About 15 minutes ago, I was drawn to the window by some hellish racket, and looked out to see every Christian in Bath marching past our house waving little banners with heart-shapes on, reading: "Love Bath". I didn't realise that there were that many Christians in Bath - they could not have read my late night revelation (see previous post) about the dodgy investment practices of the Church of England. There must have been hundreds of them - it took about ten minutes for them to file past, about 6 abreast and all looking like they were having a great time, unlike their children.
Amongst them, I spotted one elderly man who had recently been cautioned for owning pornographic videos depicting under-ages boys, and another young man who has a history of violent behaviour in the town (well, to be fair, he only threatened me once when he was about 17 for glancing at his girl-friend).
I once got into the habit of buying a large Sunday Newspaper, spreading it out all over the floor and pretty much reading it from cover to cover whilst waiting for the roast to cook, but it didn't last long. If they sell off any more nasty Sunday papers, it will become impossible to do that soon anyway.
My favourite Sundays ever was when I lived at The Old Tea gardens, Conkwell, and spent all day with a handful of friends, drinking wine and listening to Mozart whilst waiting for the roast to cook, followed by a blurred walk in the countryside, then back for more drinks by the fire.

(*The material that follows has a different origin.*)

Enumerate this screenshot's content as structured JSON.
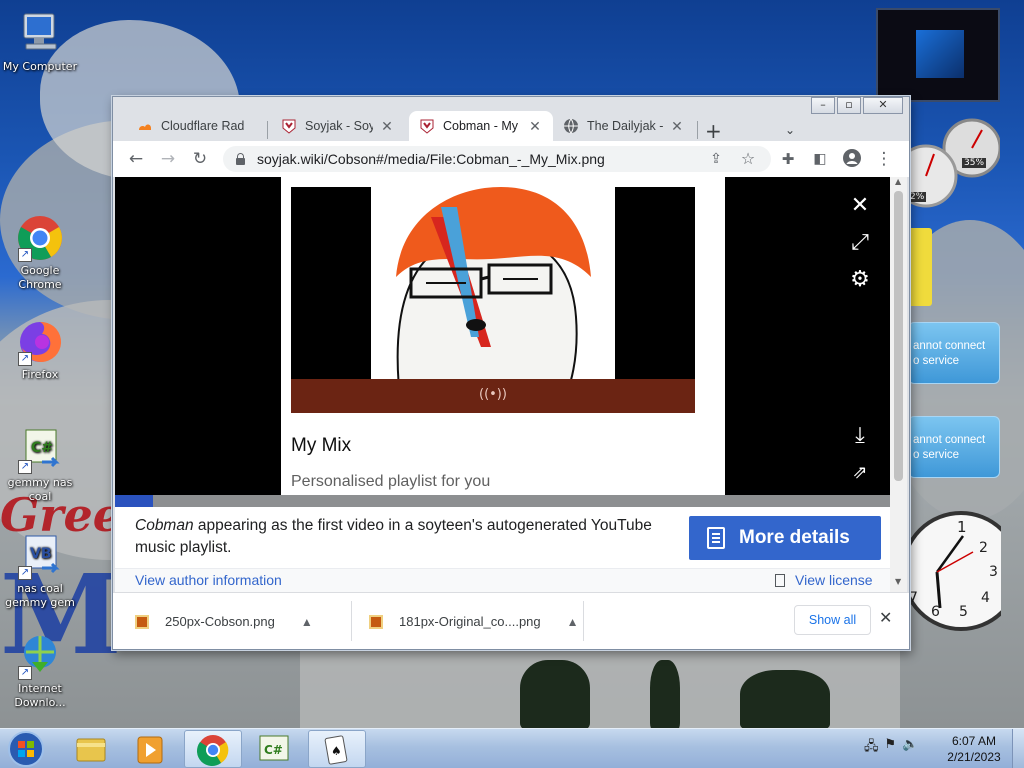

Sorry to sound melancholic (again) but my two main friends from that era - young husband and wife - both died within 2 years of each other a couple of years ago, so I could not go back to those times even if it were possible to replicate them.
The stone yard where my large block of Sherborne stone lies waiting to be cut up for me to use, was home to a mad, white, English Bull-Terrier called Gonzo, until he died of natural causes a few months ago.
Gonzo, like many other dogs (including Dolly, whose pictures grace the header and footer of this post, and is seen lying in my yard having given up any hope of me playing ball), had one obsession. One very big obsession. Playing with a large, white, plastic football which he would push around the stone yard all day, trying to get all the masons to put down their tools and push it around with him.
His passion for this football never diminished over the years, and he would do his best to get any visitor or stranger to play with him as soon as they set foot in the yard. When he died, a mason chalked up a fitting memorial to him on the wall. It read:
1998 - 2011
Life was just a ball.